REQUIRED ACTION :: Whenever a line below holds the word "text", count it; please give only the final number.
=======
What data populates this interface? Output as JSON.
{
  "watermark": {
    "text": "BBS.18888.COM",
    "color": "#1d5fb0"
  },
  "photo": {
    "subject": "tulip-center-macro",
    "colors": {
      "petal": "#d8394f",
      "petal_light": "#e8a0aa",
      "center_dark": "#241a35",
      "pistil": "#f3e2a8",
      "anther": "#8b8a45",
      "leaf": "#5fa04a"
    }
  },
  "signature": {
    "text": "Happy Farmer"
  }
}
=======
SOLVED EXERCISE :: 2